There was this strange new ticketing system for non-chargeable events that was baffling. Like a festival pass plus an attendance ticket that is free but must be registered and collected. Anyway. For me, there were four sessions that were quite the highlights.
1) Atia Abawi's lecture 'Europe's Migrant Crisis'- I'm not sharing my thoughts on any online platform about the contents of her lecture, except that it was very good, touching on fundamentalism, starvation, Afghanistan, Europe's crisis, refugees and religion. The Middle-East-based foreign correspondent and author's lecture was human and sobering. I found it a bit ironic for many reasons, least of all how my affluent tiny country has no capacity to accept refugees. I'll chat about this with my like-minded friends offline though. Her semi-fictional novel 'The Secret Sky' (2014) set in present-day Afghanistan is worth a read.
2) 'What Makes A Story Singaporean?':- Moderated by Richard Angus Whitehead, the panel held familiar names of Simon Tay, Balli Kaur Jaswal and Philip Holden. The question is on ongoing debate on identity. We don't need Singlish to make it sound 'authentic'. Setting stories in Singapore never makes them Singaporean. i.e. imho, Jonathan Lethem's rather lousy 'A Gentlemen's Game'. It was a robust discussion. And there wasn't any sort of conclusion. Writers will continue to flounder, and of course we saved the discussion on cultural appropriation and the sorts till the following weekend.

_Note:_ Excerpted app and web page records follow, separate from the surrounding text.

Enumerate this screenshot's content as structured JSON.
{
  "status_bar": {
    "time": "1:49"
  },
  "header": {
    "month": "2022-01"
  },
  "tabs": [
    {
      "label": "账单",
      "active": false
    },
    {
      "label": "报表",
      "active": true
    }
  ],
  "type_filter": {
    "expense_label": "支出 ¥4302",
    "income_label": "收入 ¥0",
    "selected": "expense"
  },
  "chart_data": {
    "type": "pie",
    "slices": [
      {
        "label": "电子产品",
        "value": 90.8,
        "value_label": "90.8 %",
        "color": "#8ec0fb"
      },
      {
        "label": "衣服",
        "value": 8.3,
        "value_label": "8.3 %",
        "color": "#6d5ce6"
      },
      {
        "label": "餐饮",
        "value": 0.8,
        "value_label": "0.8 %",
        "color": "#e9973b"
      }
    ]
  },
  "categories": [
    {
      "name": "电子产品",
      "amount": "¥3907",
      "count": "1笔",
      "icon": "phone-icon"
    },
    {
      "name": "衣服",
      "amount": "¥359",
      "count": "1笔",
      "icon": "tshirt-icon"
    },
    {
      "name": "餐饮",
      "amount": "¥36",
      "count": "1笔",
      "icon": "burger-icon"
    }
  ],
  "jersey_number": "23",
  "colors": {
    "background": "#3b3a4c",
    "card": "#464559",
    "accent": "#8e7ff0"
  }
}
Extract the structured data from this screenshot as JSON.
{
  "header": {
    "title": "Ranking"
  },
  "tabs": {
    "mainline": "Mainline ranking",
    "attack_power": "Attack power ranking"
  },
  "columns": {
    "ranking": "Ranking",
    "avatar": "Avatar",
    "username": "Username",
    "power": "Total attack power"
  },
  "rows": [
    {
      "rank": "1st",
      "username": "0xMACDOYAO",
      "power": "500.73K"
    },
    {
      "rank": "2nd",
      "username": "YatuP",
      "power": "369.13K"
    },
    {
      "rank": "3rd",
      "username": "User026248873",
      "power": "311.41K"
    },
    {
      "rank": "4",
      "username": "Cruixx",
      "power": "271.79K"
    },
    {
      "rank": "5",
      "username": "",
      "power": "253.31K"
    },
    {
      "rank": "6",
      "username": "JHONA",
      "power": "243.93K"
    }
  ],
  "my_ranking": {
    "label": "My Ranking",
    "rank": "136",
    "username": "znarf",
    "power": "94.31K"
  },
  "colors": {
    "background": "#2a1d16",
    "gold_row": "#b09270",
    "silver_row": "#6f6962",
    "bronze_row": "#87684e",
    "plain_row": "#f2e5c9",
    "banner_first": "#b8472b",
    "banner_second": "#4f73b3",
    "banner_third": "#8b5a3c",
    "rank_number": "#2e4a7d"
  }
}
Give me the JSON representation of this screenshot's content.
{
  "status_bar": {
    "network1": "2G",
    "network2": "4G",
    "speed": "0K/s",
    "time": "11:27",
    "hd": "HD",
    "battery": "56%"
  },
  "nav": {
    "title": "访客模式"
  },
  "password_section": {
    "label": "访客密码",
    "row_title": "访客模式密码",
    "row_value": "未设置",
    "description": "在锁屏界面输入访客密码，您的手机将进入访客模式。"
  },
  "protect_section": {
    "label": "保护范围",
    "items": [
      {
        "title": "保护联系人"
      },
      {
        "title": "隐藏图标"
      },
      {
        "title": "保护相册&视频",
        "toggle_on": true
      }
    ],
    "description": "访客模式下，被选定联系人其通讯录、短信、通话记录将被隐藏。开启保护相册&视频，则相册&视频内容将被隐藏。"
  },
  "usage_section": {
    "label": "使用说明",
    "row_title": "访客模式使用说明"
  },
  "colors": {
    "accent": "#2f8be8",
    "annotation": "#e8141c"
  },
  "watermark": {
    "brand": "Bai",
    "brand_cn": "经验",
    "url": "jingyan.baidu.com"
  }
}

3) Jonathan Friesen's lecture 'Creating A Society of Empathy':- Admittedly, I'm not acquainted with any of his books till I did some last-minute homework before attending the lecture. The author and motivational speaker talks about his struggle living with Tourette Syndrome and epilepsy. Inspiring? Always.
4) Lionel Shriver's 'An Unflinching Eye Into the Truth':- I was too curious. I do like her writing. Had to pop in, and sat as near as I could to the exit. Moderated by Divya Victor, it was erm a really candid session. I rushed through 'The Mandibles: A Family, 2029-2047' and read its associated criticism. Hmmmm. That wall in the novel built to keep out Mexicans got really real. The author didn't quite deviate from discussion about the book although the results of the US Presidential Elections were commented on. She seemed really shocked about that as she only found out the results upon landing in Singapore. In the aftermath of the US Presidential Elections, the author's prior response to her book's criticisms in the Washington Examiner published on 23 September 2016,
This, Shriver wrote, has made the Left now the "oppressor," the ones who enforce conformity. Shriver said she is a "lifelong Democratic voter" but is "dismayed by the radical Left's ever-growing list of dos and don'ts — by its impulse to control, to instill self-censorship as well as to promote real censorship, and to deploy sensitivity as an excuse to be brutally insensitive to any perceived enemy."
She said all the "frenzies" surrounding claims of cultural appropriation, trigger warnings, microaggressions and safe spaces are "overtly crazy" and will push people toward GOP presidential nominee Donald Trump.
We've all heard about what happened in Brisbane and what the author said in her speech. In an interview with our national newspaper on 1 November 2016, she said,
"I am of two minds about whether I should have given that speech - and not because I can't take the flak or because I've experienced the slightest regret about any of the sentiments it expressed," she says.
"I still think the whole notion of 'cultural appropriation' is wrong- headed and poisonous, as it applies to anyone or anything really, but also fiction writing in particular."
She adds: "Because I find this concept so unworthy of perpetuation and the discussion unworthy of conducting at all, I worry that by starting what turned into an international debate, I inadvertently fired up a fad I had wanted to help extinguish."
"Sometimes to have an argument at all is to lose it. So I am in dread of this issue continuing to follow me."
While I'm not a fan of Lionel Shriver's 'The Mandibles', I think we need to discuss more than cultural appropriation. It's about how races are portrayed in a story and the stereotypes she placed the characters in. That's one huge issue. Yeah, I checked my privilege at the door too. This thing about cultural appropriation is well, in a very generic and simplistic term, like our uhh 'Racial Harmony Day' which I'm befuddled by. Each time 'cultural appropriation' is brought up, it needs to be expanded in its context and not just bandied about as a term. If cultural appropriation is defined loosely as such, or not quite as interpreted by said author, then what will our Singapore writers write about? What language can we use? What is majority privilege? What is Singapore?